Kids find many social rewards for bullying, which perpetuates the problem. As Bazelon writes, “Maybe they’re after a laugh from another kid they want to impress, or induction into a clique; maybe they want to publicly distance themselves from a friend they sense is now seen as a loser.” These kinds of rewards make bullying an insidious problem hard to resolve easily.
However, not all kids react the same to bullying. Many find it abhorrent and will stand up to bullies at school. Also, while some victims fall apart when taunted, others learn to handle it, by employing friends, disengaging from the conflict, or otherwise growing from the experience. In other words, taunting between students—at least from a teen’s perspective—may not always have only negative consequences.
Bazelon believes that the media fuels fears around bullying that are exaggerated, and that parents often react in out-of-control ways, making the problem worse. The vast majority of kids in schools don’t bully, she says—at least not if you define bullying as abuse repeated over time and involving an imbalance of power, the definition attributed to Dan Olweus, the researcher who first popularized the anti-bullying movement.
And therein lies the problem: Too many incidents are labeled as bullying and then relentlessly prosecuted in the media, sometimes leading to more trauma for families and fragmenting communities, when a gentler, less knee-jerk reaction is what’s needed to help improve the situation.

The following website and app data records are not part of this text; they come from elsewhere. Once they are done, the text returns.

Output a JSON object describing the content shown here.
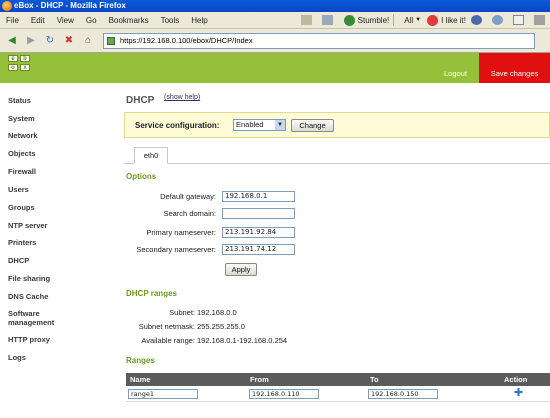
{
  "window": {
    "title": "eBox - DHCP - Mozilla Firefox"
  },
  "menubar": {
    "items": [
      "File",
      "Edit",
      "View",
      "Go",
      "Bookmarks",
      "Tools",
      "Help"
    ],
    "stumble_label": "Stumble!",
    "all_label": "All",
    "like_label": "I like it!"
  },
  "navbar": {
    "url": "https://192.168.0.100/ebox/DHCP/Index"
  },
  "header": {
    "logo_letters": [
      "e",
      "b",
      "o",
      "x"
    ],
    "logout_label": "Logout",
    "save_label": "Save changes"
  },
  "sidebar": {
    "items": [
      "Status",
      "System",
      "Network",
      "Objects",
      "Firewall",
      "Users",
      "Groups",
      "NTP server",
      "Printers",
      "DHCP",
      "File sharing",
      "DNS Cache",
      "Software management",
      "HTTP proxy",
      "Logs"
    ]
  },
  "page": {
    "title": "DHCP",
    "help_link": "(show help)",
    "service": {
      "label": "Service configuration:",
      "selected": "Enabled",
      "change_label": "Change"
    },
    "tab_label": "eth0",
    "options": {
      "heading": "Options",
      "fields": [
        {
          "label": "Default gateway:",
          "value": "192.168.0.1"
        },
        {
          "label": "Search domain:",
          "value": ""
        },
        {
          "label": "Primary nameserver:",
          "value": "213.191.92.84"
        },
        {
          "label": "Secondary nameserver:",
          "value": "213.191.74.12"
        }
      ],
      "apply_label": "Apply"
    },
    "dhcp_ranges": {
      "heading": "DHCP ranges",
      "rows": [
        {
          "label": "Subnet:",
          "value": "192.168.0.0"
        },
        {
          "label": "Subnet netmask:",
          "value": "255.255.255.0"
        },
        {
          "label": "Available range:",
          "value": "192.168.0.1-192.168.0.254"
        }
      ]
    },
    "ranges": {
      "heading": "Ranges",
      "columns": [
        "Name",
        "From",
        "To",
        "Action"
      ],
      "row": {
        "name": "range1",
        "from": "192.168.0.110",
        "to": "192.168.0.150"
      }
    }
  }
}
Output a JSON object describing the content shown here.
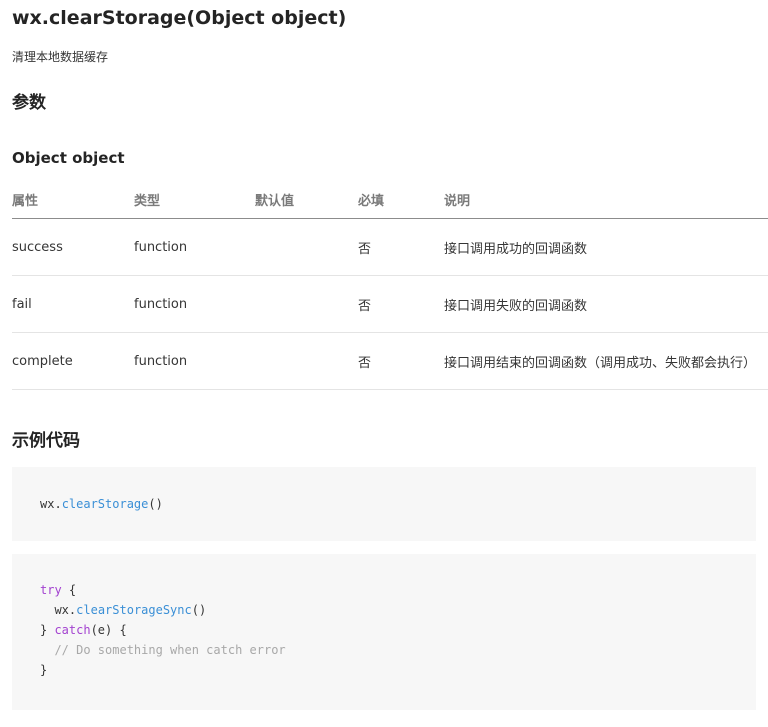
{
  "title": "wx.clearStorage(Object object)",
  "description": "清理本地数据缓存",
  "params_heading": "参数",
  "object_heading": "Object object",
  "table": {
    "headers": [
      "属性",
      "类型",
      "默认值",
      "必填",
      "说明"
    ],
    "rows": [
      {
        "name": "success",
        "type": "function",
        "default": "",
        "required": "否",
        "desc": "接口调用成功的回调函数"
      },
      {
        "name": "fail",
        "type": "function",
        "default": "",
        "required": "否",
        "desc": "接口调用失败的回调函数"
      },
      {
        "name": "complete",
        "type": "function",
        "default": "",
        "required": "否",
        "desc": "接口调用结束的回调函数（调用成功、失败都会执行）"
      }
    ]
  },
  "example_heading": "示例代码",
  "code1": {
    "obj": "wx",
    "dot": ".",
    "method": "clearStorage",
    "parens": "()"
  },
  "code2": {
    "try_kw": "try",
    "open_brace": " {",
    "indent": "  ",
    "obj": "wx",
    "dot": ".",
    "method": "clearStorageSync",
    "parens": "()",
    "close_brace": "} ",
    "catch_kw": "catch",
    "catch_args": "(e) {",
    "comment": "// Do something when catch error",
    "final_brace": "}"
  },
  "colors": {
    "keyword": "#a342d0",
    "function": "#3a8fd6",
    "comment": "#a8a8a8",
    "code_background": "#f7f7f7"
  }
}
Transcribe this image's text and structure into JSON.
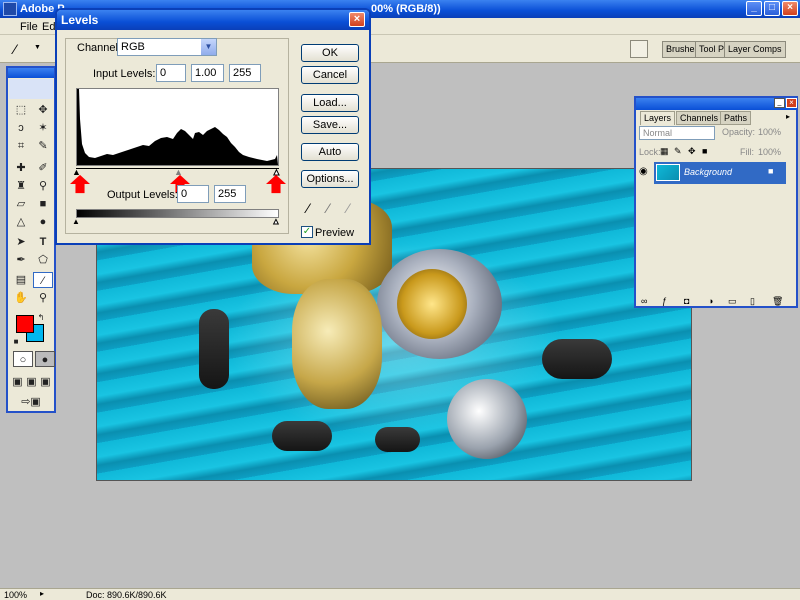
{
  "app": {
    "title": "Adobe P",
    "title_right": "00% (RGB/8))"
  },
  "menu": {
    "items": [
      "File",
      "Edi"
    ]
  },
  "palette_well": {
    "tabs": [
      "Brushes",
      "Tool Pr",
      "Layer Comps"
    ]
  },
  "levels": {
    "title": "Levels",
    "channel_label": "Channel:",
    "channel_value": "RGB",
    "input_levels_label": "Input Levels:",
    "input_black": "0",
    "input_gamma": "1.00",
    "input_white": "255",
    "output_levels_label": "Output Levels:",
    "output_black": "0",
    "output_white": "255",
    "buttons": {
      "ok": "OK",
      "cancel": "Cancel",
      "load": "Load...",
      "save": "Save...",
      "auto": "Auto",
      "options": "Options..."
    },
    "preview_label": "Preview",
    "preview_checked": true
  },
  "layers": {
    "tabs": [
      "Layers",
      "Channels",
      "Paths"
    ],
    "blend_mode": "Normal",
    "opacity_label": "Opacity:",
    "opacity_value": "100%",
    "lock_label": "Lock:",
    "fill_label": "Fill:",
    "fill_value": "100%",
    "layer_name": "Background"
  },
  "status": {
    "zoom": "100%",
    "doc": "Doc: 890.6K/890.6K"
  },
  "colors": {
    "foreground": "#ff0000",
    "background": "#00b7ef",
    "accent": "#0a4fd6"
  }
}
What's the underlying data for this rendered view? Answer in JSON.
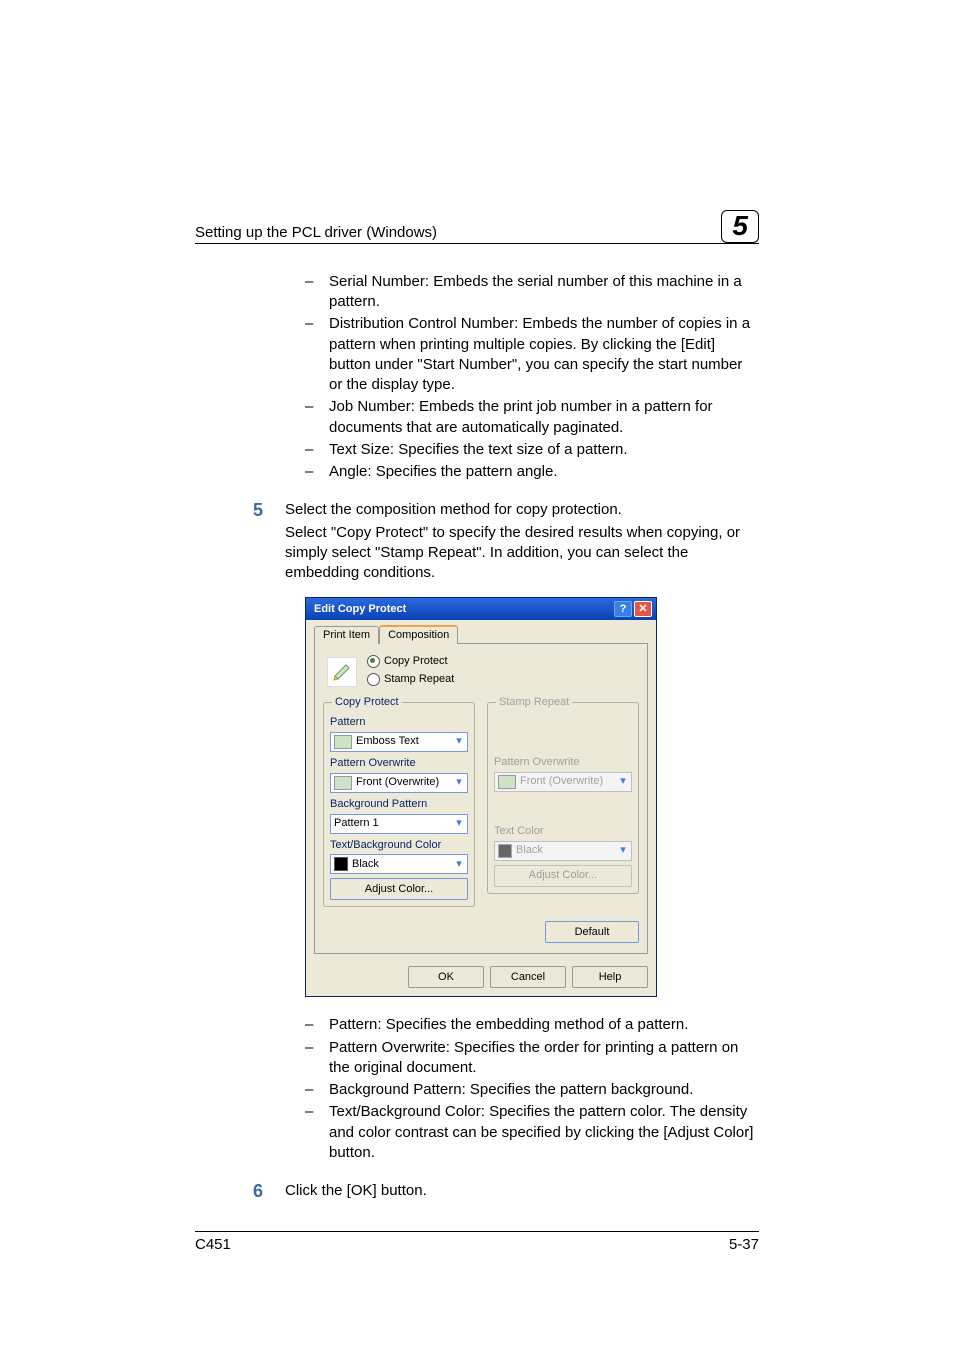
{
  "header": {
    "title": "Setting up the PCL driver (Windows)",
    "chapter": "5"
  },
  "bullets1": [
    "Serial Number: Embeds the serial number of this machine in a pattern.",
    "Distribution Control Number: Embeds the number of copies in a pattern when printing multiple copies. By clicking the [Edit] button under \"Start Number\", you can specify the start number or the display type.",
    "Job Number: Embeds the print job number in a pattern for documents that are automatically paginated.",
    "Text Size: Specifies the text size of a pattern.",
    "Angle: Specifies the pattern angle."
  ],
  "step5": {
    "num": "5",
    "line1": "Select the composition method for copy protection.",
    "line2": "Select \"Copy Protect\" to specify the desired results when copying, or simply select \"Stamp Repeat\". In addition, you can select the embedding conditions."
  },
  "dialog": {
    "title": "Edit Copy Protect",
    "tabs": {
      "t1": "Print Item",
      "t2": "Composition"
    },
    "radios": {
      "r1": "Copy Protect",
      "r2": "Stamp Repeat"
    },
    "left": {
      "group": "Copy Protect",
      "pattern_label": "Pattern",
      "pattern_value": "Emboss Text",
      "overwrite_label": "Pattern Overwrite",
      "overwrite_value": "Front (Overwrite)",
      "bg_label": "Background Pattern",
      "bg_value": "Pattern 1",
      "color_label": "Text/Background Color",
      "color_value": "Black",
      "adjust": "Adjust Color..."
    },
    "right": {
      "group": "Stamp Repeat",
      "overwrite_label": "Pattern Overwrite",
      "overwrite_value": "Front (Overwrite)",
      "color_label": "Text Color",
      "color_value": "Black",
      "adjust": "Adjust Color..."
    },
    "default_btn": "Default",
    "ok": "OK",
    "cancel": "Cancel",
    "help": "Help"
  },
  "bullets2": [
    "Pattern: Specifies the embedding method of a pattern.",
    "Pattern Overwrite: Specifies the order for printing a pattern on the original document.",
    "Background Pattern: Specifies the pattern background.",
    "Text/Background Color: Specifies the pattern color. The density and color contrast can be specified by clicking the [Adjust Color] button."
  ],
  "step6": {
    "num": "6",
    "line1": "Click the [OK] button."
  },
  "footer": {
    "left": "C451",
    "right": "5-37"
  }
}
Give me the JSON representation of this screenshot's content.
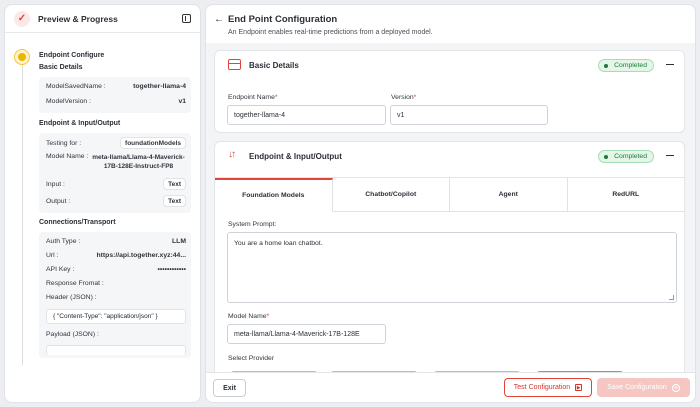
{
  "sidebar": {
    "title": "Preview & Progress",
    "step": "Endpoint Configure",
    "basic": {
      "title": "Basic Details",
      "rows": [
        {
          "key": "ModelSavedName :",
          "value": "together-llama-4"
        },
        {
          "key": "ModelVersion :",
          "value": "v1"
        }
      ]
    },
    "io": {
      "title": "Endpoint & Input/Output",
      "testing_key": "Testing for :",
      "testing_value": "foundationModels",
      "model_key": "Model Name :",
      "model_value": "meta-llama/Llama-4-Maverick-17B-128E-Instruct-FP8",
      "input_key": "Input :",
      "input_value": "Text",
      "output_key": "Output :",
      "output_value": "Text"
    },
    "conn": {
      "title": "Connections/Transport",
      "auth_key": "Auth Type :",
      "auth_value": "LLM",
      "url_key": "Url :",
      "url_value": "https://api.together.xyz:44...",
      "apikey_key": "API Key :",
      "apikey_value": "••••••••••••",
      "response_key": "Response Fromat :",
      "header_key": "Header (JSON) :",
      "header_value": "{ \"Content-Type\": \"application/json\" }",
      "payload_key": "Payload (JSON) :"
    }
  },
  "main": {
    "back": "←",
    "title": "End Point Configuration",
    "subtitle": "An Endpoint enables real-time predictions from a deployed model.",
    "basic": {
      "title": "Basic Details",
      "status": "Completed",
      "endpoint_label": "Endpoint Name",
      "endpoint_value": "together-llama-4",
      "version_label": "Version",
      "version_value": "v1",
      "required": "*"
    },
    "io": {
      "title": "Endpoint & Input/Output",
      "status": "Completed",
      "tabs": [
        "Foundation Models",
        "Chatbot/Copilot",
        "Agent",
        "RedURL"
      ],
      "system_prompt_label": "System Prompt:",
      "system_prompt_value": "You are a home loan chatbot.",
      "model_name_label": "Model Name",
      "model_name_value": "meta-llama/Llama-4-Maverick-17B-128E",
      "provider_label": "Select Provider"
    },
    "footer": {
      "exit": "Exit",
      "test": "Test Configuration",
      "save": "Save Configuration"
    }
  },
  "colors": {
    "accent": "#e0453a",
    "status_green": "#1e7a3a",
    "step_active": "#f0b400"
  }
}
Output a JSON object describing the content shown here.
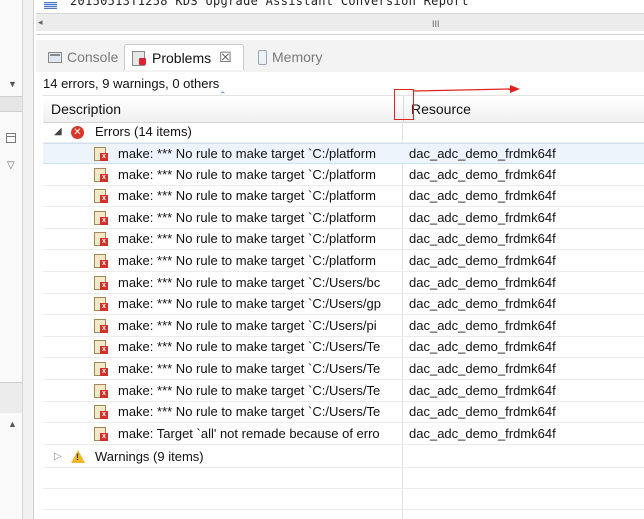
{
  "top_editor": {
    "report_line": "20150513T1258 KDS Upgrade Assistant Conversion Report",
    "grip": "III"
  },
  "tabs": [
    {
      "label": "Console",
      "icon": "console-icon",
      "active": false
    },
    {
      "label": "Problems",
      "icon": "problems-icon",
      "active": true,
      "close": "☒"
    },
    {
      "label": "Memory",
      "icon": "memory-icon",
      "active": false
    }
  ],
  "summary": "14 errors, 9 warnings, 0 others",
  "table": {
    "col_description": "Description",
    "col_resource": "Resource"
  },
  "errors_group": {
    "label": "Errors (14 items)",
    "icon": "error-circle-icon",
    "expanded": true
  },
  "warnings_group": {
    "label": "Warnings (9 items)",
    "icon": "warning-triangle-icon",
    "expanded": false
  },
  "error_rows": [
    {
      "desc": "make: *** No rule to make target `C:/platform",
      "res": "dac_adc_demo_frdmk64f"
    },
    {
      "desc": "make: *** No rule to make target `C:/platform",
      "res": "dac_adc_demo_frdmk64f"
    },
    {
      "desc": "make: *** No rule to make target `C:/platform",
      "res": "dac_adc_demo_frdmk64f"
    },
    {
      "desc": "make: *** No rule to make target `C:/platform",
      "res": "dac_adc_demo_frdmk64f"
    },
    {
      "desc": "make: *** No rule to make target `C:/platform",
      "res": "dac_adc_demo_frdmk64f"
    },
    {
      "desc": "make: *** No rule to make target `C:/platform",
      "res": "dac_adc_demo_frdmk64f"
    },
    {
      "desc": "make: *** No rule to make target `C:/Users/bc",
      "res": "dac_adc_demo_frdmk64f"
    },
    {
      "desc": "make: *** No rule to make target `C:/Users/gp",
      "res": "dac_adc_demo_frdmk64f"
    },
    {
      "desc": "make: *** No rule to make target `C:/Users/pi",
      "res": "dac_adc_demo_frdmk64f"
    },
    {
      "desc": "make: *** No rule to make target `C:/Users/Te",
      "res": "dac_adc_demo_frdmk64f"
    },
    {
      "desc": "make: *** No rule to make target `C:/Users/Te",
      "res": "dac_adc_demo_frdmk64f"
    },
    {
      "desc": "make: *** No rule to make target `C:/Users/Te",
      "res": "dac_adc_demo_frdmk64f"
    },
    {
      "desc": "make: *** No rule to make target `C:/Users/Te",
      "res": "dac_adc_demo_frdmk64f"
    },
    {
      "desc": "make: Target `all' not remade because of erro",
      "res": "dac_adc_demo_frdmk64f"
    }
  ],
  "colors": {
    "annotation": "#e0241d",
    "error": "#d9362b",
    "warning": "#f0b828",
    "selected_row": "#eef4fc"
  }
}
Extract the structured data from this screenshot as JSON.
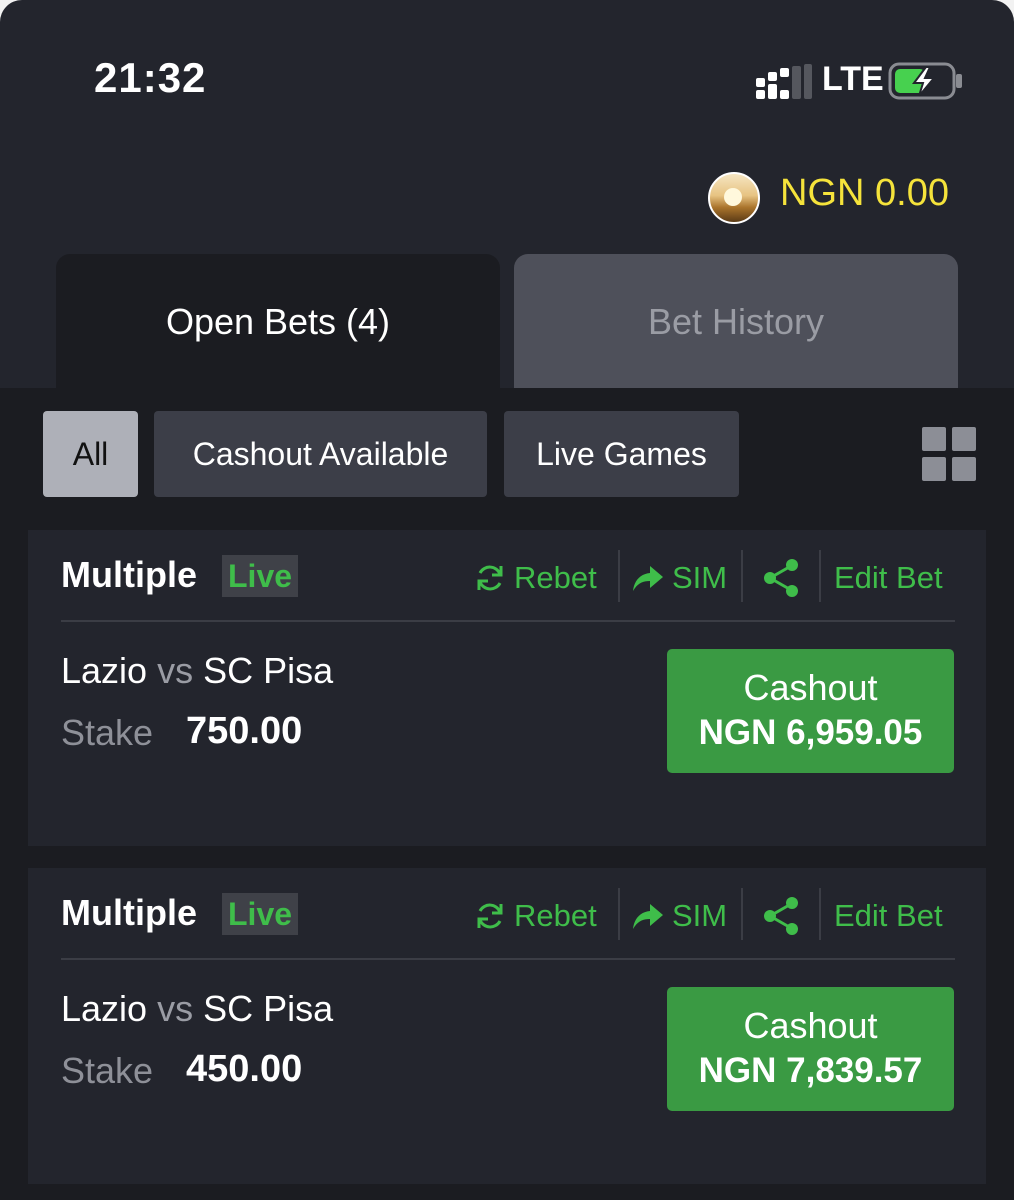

“For better or worse, adults play a crucial role in bullying stories,” writes Bazelon. “When the narrative spins out of control, it’s usually not because of the errors and wrongdoing of kids.”
For example, the girl who was labeled a whore at school had been suffering from depression for quite awhile before killing herself. Her death was a tragedy—but were the kids who taunted her really to blame? Instead, the girl should have been receiving treatment, to help her through her depression and build her coping skills. But too often there are not enough resources at the school to follow all of the kids who are suffering from mental illness, and it’s easier to put the blame on the bullies.
This is also where Bazelon’s case for character education and empathy come in. If we put our energies toward getting everyone in a school to agree to treat each other with respect and consideration—teachers and administrators, as well as students—we will improve the social climate for the vast majority of students. Individual counseling and more serious reprimands can be reserved for victims and bullies who need that kind of attention.
Bazelon evaluates some of the programs that have a proven track record for changing school social climates, including a “positive behavioral intervention and supports” program developed at the University of Oregon and Olweis’ anti-bullying curriculum. Using examples from schools that have implemented these and other programs, she illustrates how much of their success depends on their implementation.
“As I traveled from school to school and talked to expert after expert, I concluded that the most important thing is for a school to pick one approach that administrators, teachers, and parents buy into and stick with it,” she writes.
But the problem isn’t just with schools, writes Bazelon. When TV reality shows, political commentators, and other media regularly glorify putdowns and posturing, they send a message that it’s OK to bully. She also admonishes parents to play their role, by learning how to stay connected to their children and monitor their online lives, while being careful to not over-react to social “drama” and allowing their kids to make mistakes and grow from them.
Bazelon has a beef with social media sites like Facebook, who seem “eager to sign up our kids and encourage them to share, share, share,” but who could and should “invite in some administrators and counselors who are currently sweating over cyberinvestigations, and ask them how to make their jobs easier,” perhaps by offering a hotline or email drop box where schools could alert Facebook to posts that involve bullying.
The main message of the book is that we all need to do our part to protect kids and to not get lost in anti-bullying frenzy. Vigilante-like attacks don’t do any good. A better approach is to teach positive social-interaction skills to everyone, so that kids can help police each other and can trust that adults are on their side, willing to help.
I hope that Bazelon’s book will raise some awareness on the matter and further push schools towards adopting effective social-emotional learning programs. Then, perhaps, we’ll all have fewer of these heart-wrenching stories in our lives.